* [Goal of the exercise]: Write the listing below out again in full, dropping its pictures.

┌──

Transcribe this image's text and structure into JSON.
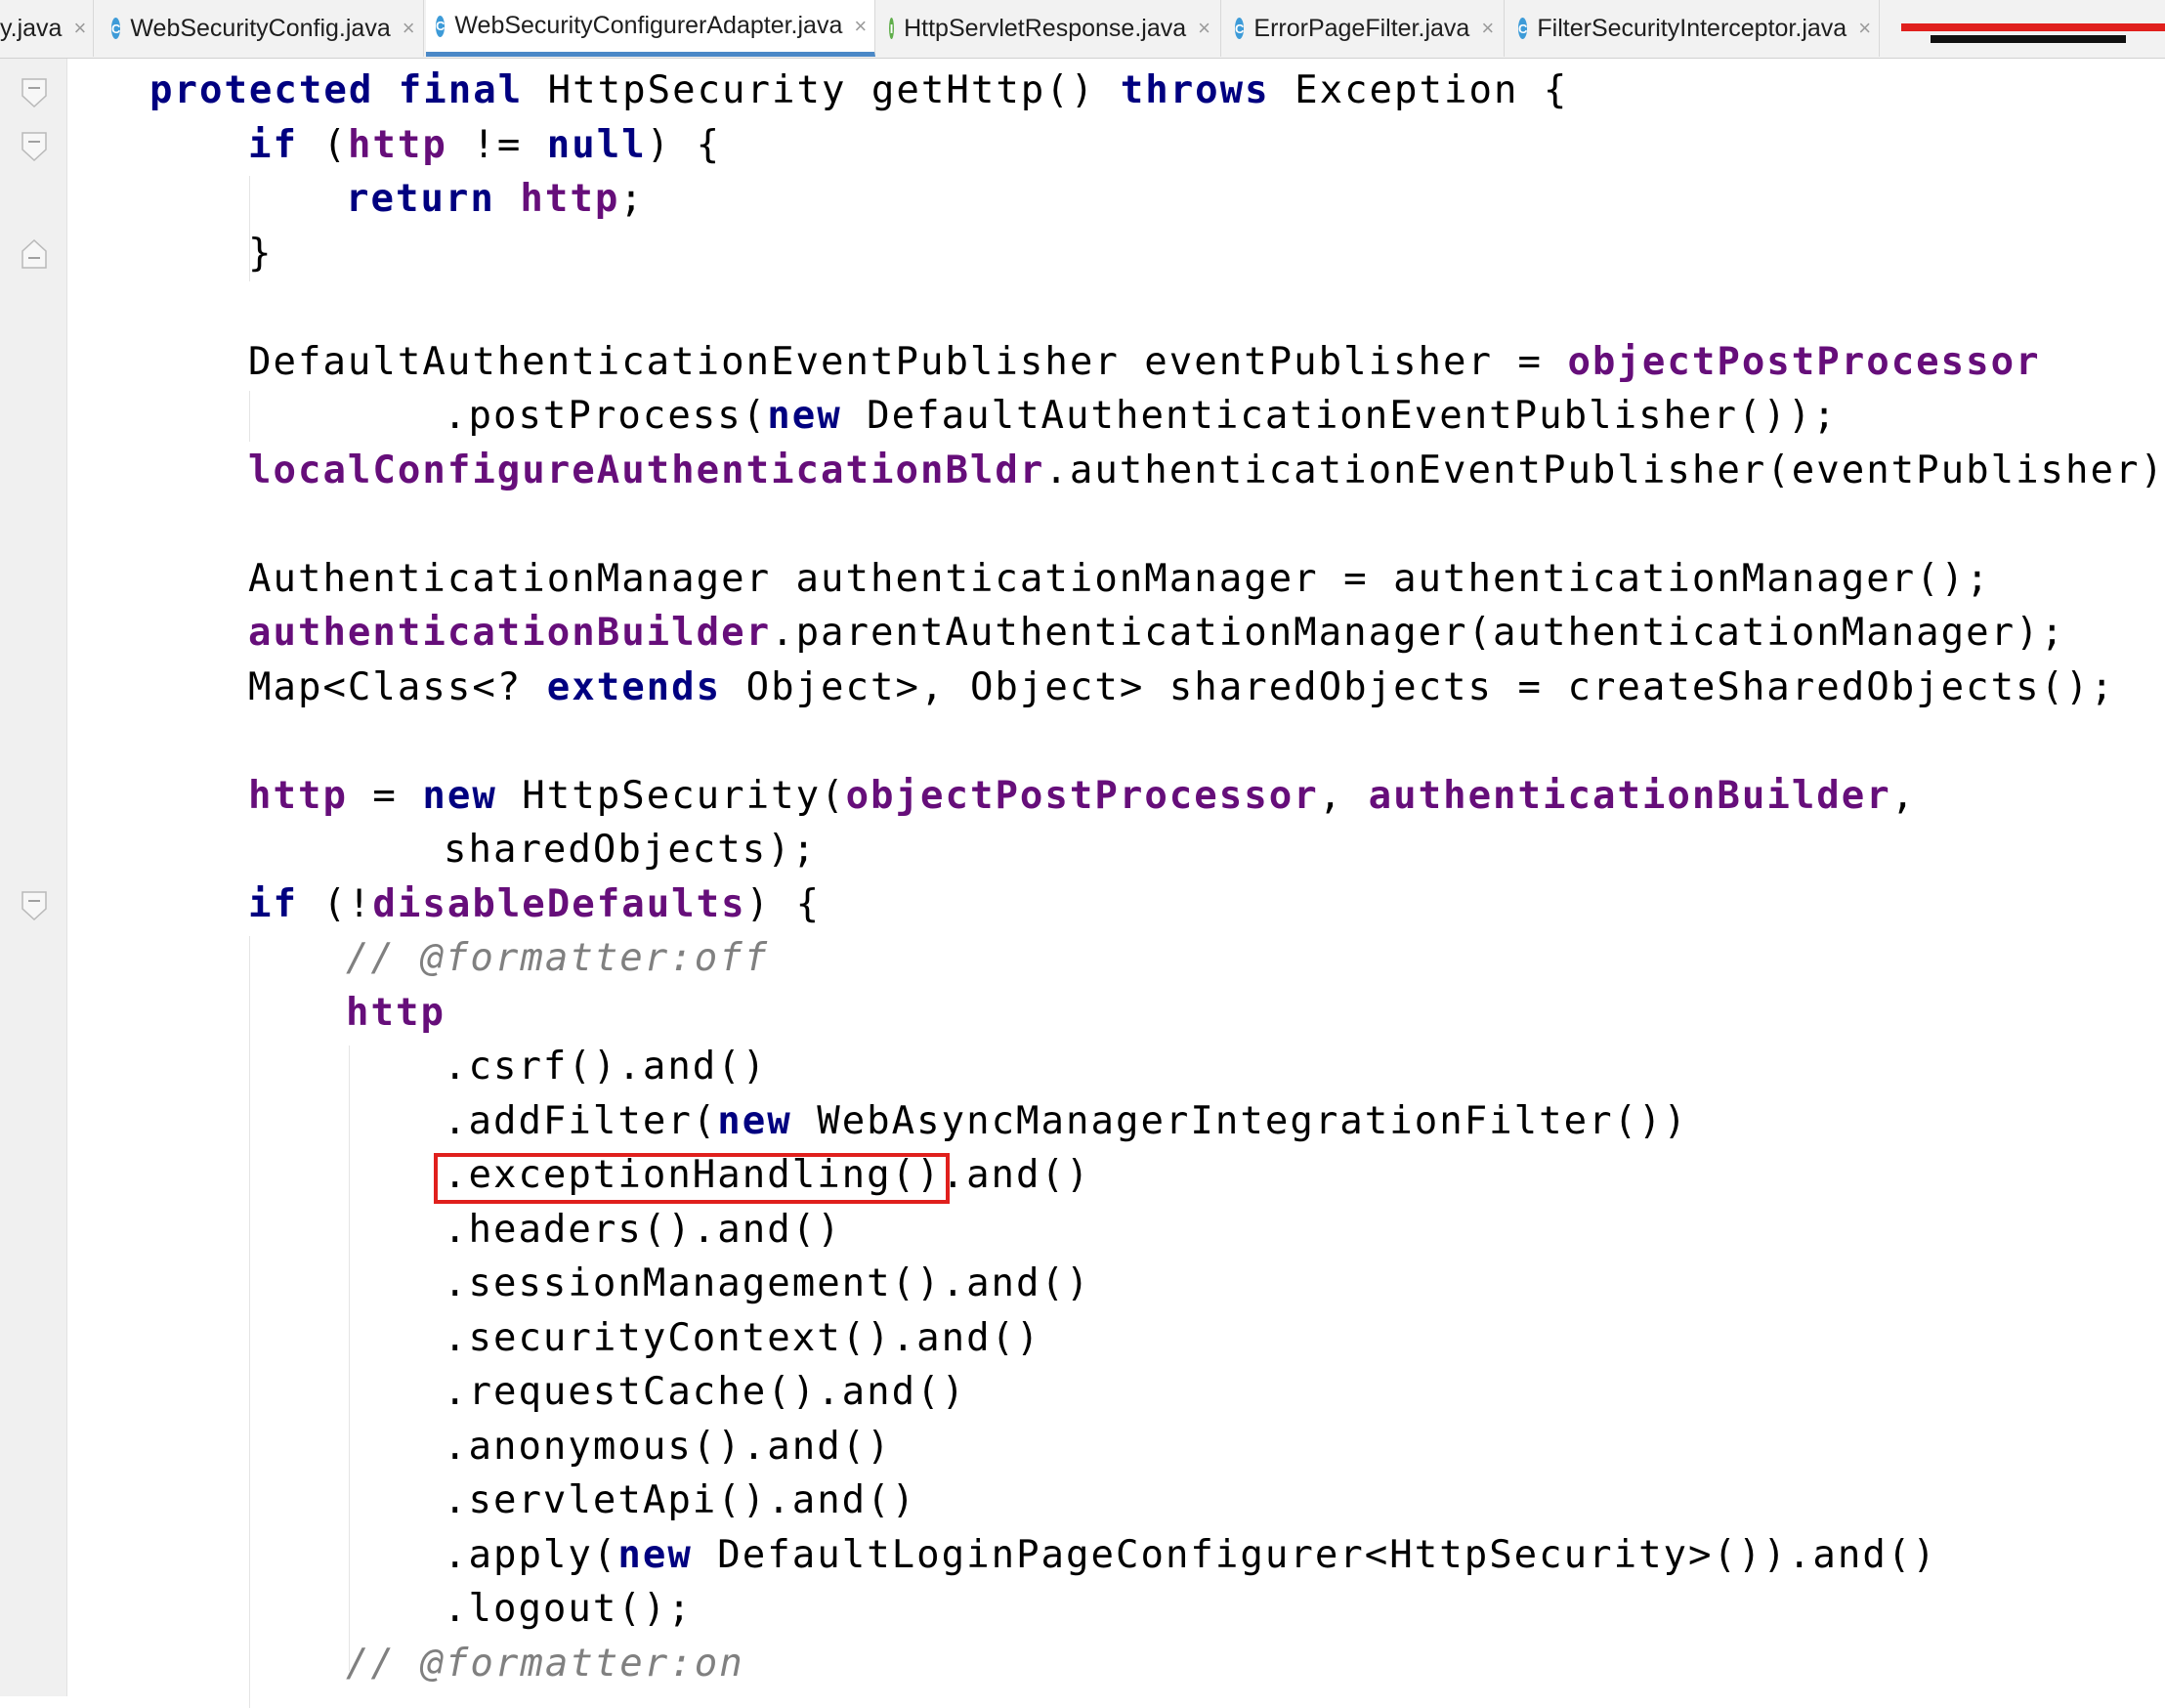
{
  "tabs": [
    {
      "label": "y.java",
      "icon": "none",
      "active": false
    },
    {
      "label": "WebSecurityConfig.java",
      "icon": "class-icon",
      "active": false
    },
    {
      "label": "WebSecurityConfigurerAdapter.java",
      "icon": "class-icon",
      "active": true
    },
    {
      "label": "HttpServletResponse.java",
      "icon": "interface-icon",
      "active": false
    },
    {
      "label": "ErrorPageFilter.java",
      "icon": "class-icon",
      "active": false
    },
    {
      "label": "FilterSecurityInterceptor.java",
      "icon": "class-icon",
      "active": false
    }
  ],
  "tab_close_glyph": "×",
  "code": {
    "l1": {
      "kw1": "protected final",
      "t1": " HttpSecurity getHttp() ",
      "kw2": "throws",
      "t2": " Exception {"
    },
    "l2": {
      "kw1": "if",
      "t1": " (",
      "kw2": "http",
      "t2": " != ",
      "kw3": "null",
      "t3": ") {"
    },
    "l3": {
      "kw1": "return",
      "t1": " ",
      "kw2": "http",
      "t2": ";"
    },
    "l4": "}",
    "l5": {
      "t1": "DefaultAuthenticationEventPublisher eventPublisher = ",
      "f1": "objectPostProcessor"
    },
    "l6": {
      "t1": ".postProcess(",
      "kw1": "new",
      "t2": " DefaultAuthenticationEventPublisher());"
    },
    "l7": {
      "f1": "localConfigureAuthenticationBldr",
      "t1": ".authenticationEventPublisher(eventPublisher);"
    },
    "l8": "AuthenticationManager authenticationManager = authenticationManager();",
    "l9": {
      "f1": "authenticationBuilder",
      "t1": ".parentAuthenticationManager(authenticationManager);"
    },
    "l10": {
      "t1": "Map<Class<? ",
      "kw1": "extends",
      "t2": " Object>, Object> sharedObjects = createSharedObjects();"
    },
    "l11": {
      "f1": "http",
      "t1": " = ",
      "kw1": "new",
      "t2": " HttpSecurity(",
      "f2": "objectPostProcessor",
      "t3": ", ",
      "f3": "authenticationBuilder",
      "t4": ","
    },
    "l12": "sharedObjects);",
    "l13": {
      "kw1": "if",
      "t1": " (!",
      "f1": "disableDefaults",
      "t2": ") {"
    },
    "l14": "// @formatter:off",
    "l15": {
      "kw1": "http"
    },
    "l16": ".csrf().and()",
    "l17": {
      "t1": ".addFilter(",
      "kw1": "new",
      "t2": " WebAsyncManagerIntegrationFilter())"
    },
    "l18": ".exceptionHandling().and()",
    "l19": ".headers().and()",
    "l20": ".sessionManagement().and()",
    "l21": ".securityContext().and()",
    "l22": ".requestCache().and()",
    "l23": ".anonymous().and()",
    "l24": ".servletApi().and()",
    "l25": {
      "t1": ".apply(",
      "kw1": "new",
      "t2": " DefaultLoginPageConfigurer<HttpSecurity>()).and()"
    },
    "l26": ".logout();",
    "l27": "// @formatter:on"
  },
  "colors": {
    "keyword": "#000080",
    "field": "#660e7a",
    "comment": "#808080",
    "highlight_border": "#e0201d",
    "active_tab_underline": "#4a88c7"
  }
}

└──

* [Output for this exercise]:
Transcribe this image's text and structure into JSON.
{
  "tabs": [
    {
      "label": "y.java",
      "icon": "none",
      "active": false
    },
    {
      "label": "WebSecurityConfig.java",
      "icon": "class-icon",
      "active": false
    },
    {
      "label": "WebSecurityConfigurerAdapter.java",
      "icon": "class-icon",
      "active": true
    },
    {
      "label": "HttpServletResponse.java",
      "icon": "interface-icon",
      "active": false
    },
    {
      "label": "ErrorPageFilter.java",
      "icon": "class-icon",
      "active": false
    },
    {
      "label": "FilterSecurityInterceptor.java",
      "icon": "class-icon",
      "active": false
    }
  ],
  "tab_close_glyph": "×",
  "code": {
    "l1": {
      "kw1": "protected final",
      "t1": " HttpSecurity getHttp() ",
      "kw2": "throws",
      "t2": " Exception {"
    },
    "l2": {
      "kw1": "if",
      "t1": " (",
      "kw2": "http",
      "t2": " != ",
      "kw3": "null",
      "t3": ") {"
    },
    "l3": {
      "kw1": "return",
      "t1": " ",
      "kw2": "http",
      "t2": ";"
    },
    "l4": "}",
    "l5": {
      "t1": "DefaultAuthenticationEventPublisher eventPublisher = ",
      "f1": "objectPostProcessor"
    },
    "l6": {
      "t1": ".postProcess(",
      "kw1": "new",
      "t2": " DefaultAuthenticationEventPublisher());"
    },
    "l7": {
      "f1": "localConfigureAuthenticationBldr",
      "t1": ".authenticationEventPublisher(eventPublisher);"
    },
    "l8": "AuthenticationManager authenticationManager = authenticationManager();",
    "l9": {
      "f1": "authenticationBuilder",
      "t1": ".parentAuthenticationManager(authenticationManager);"
    },
    "l10": {
      "t1": "Map<Class<? ",
      "kw1": "extends",
      "t2": " Object>, Object> sharedObjects = createSharedObjects();"
    },
    "l11": {
      "f1": "http",
      "t1": " = ",
      "kw1": "new",
      "t2": " HttpSecurity(",
      "f2": "objectPostProcessor",
      "t3": ", ",
      "f3": "authenticationBuilder",
      "t4": ","
    },
    "l12": "sharedObjects);",
    "l13": {
      "kw1": "if",
      "t1": " (!",
      "f1": "disableDefaults",
      "t2": ") {"
    },
    "l14": "// @formatter:off",
    "l15": {
      "kw1": "http"
    },
    "l16": ".csrf().and()",
    "l17": {
      "t1": ".addFilter(",
      "kw1": "new",
      "t2": " WebAsyncManagerIntegrationFilter())"
    },
    "l18": ".exceptionHandling().and()",
    "l19": ".headers().and()",
    "l20": ".sessionManagement().and()",
    "l21": ".securityContext().and()",
    "l22": ".requestCache().and()",
    "l23": ".anonymous().and()",
    "l24": ".servletApi().and()",
    "l25": {
      "t1": ".apply(",
      "kw1": "new",
      "t2": " DefaultLoginPageConfigurer<HttpSecurity>()).and()"
    },
    "l26": ".logout();",
    "l27": "// @formatter:on"
  },
  "colors": {
    "keyword": "#000080",
    "field": "#660e7a",
    "comment": "#808080",
    "highlight_border": "#e0201d",
    "active_tab_underline": "#4a88c7"
  }
}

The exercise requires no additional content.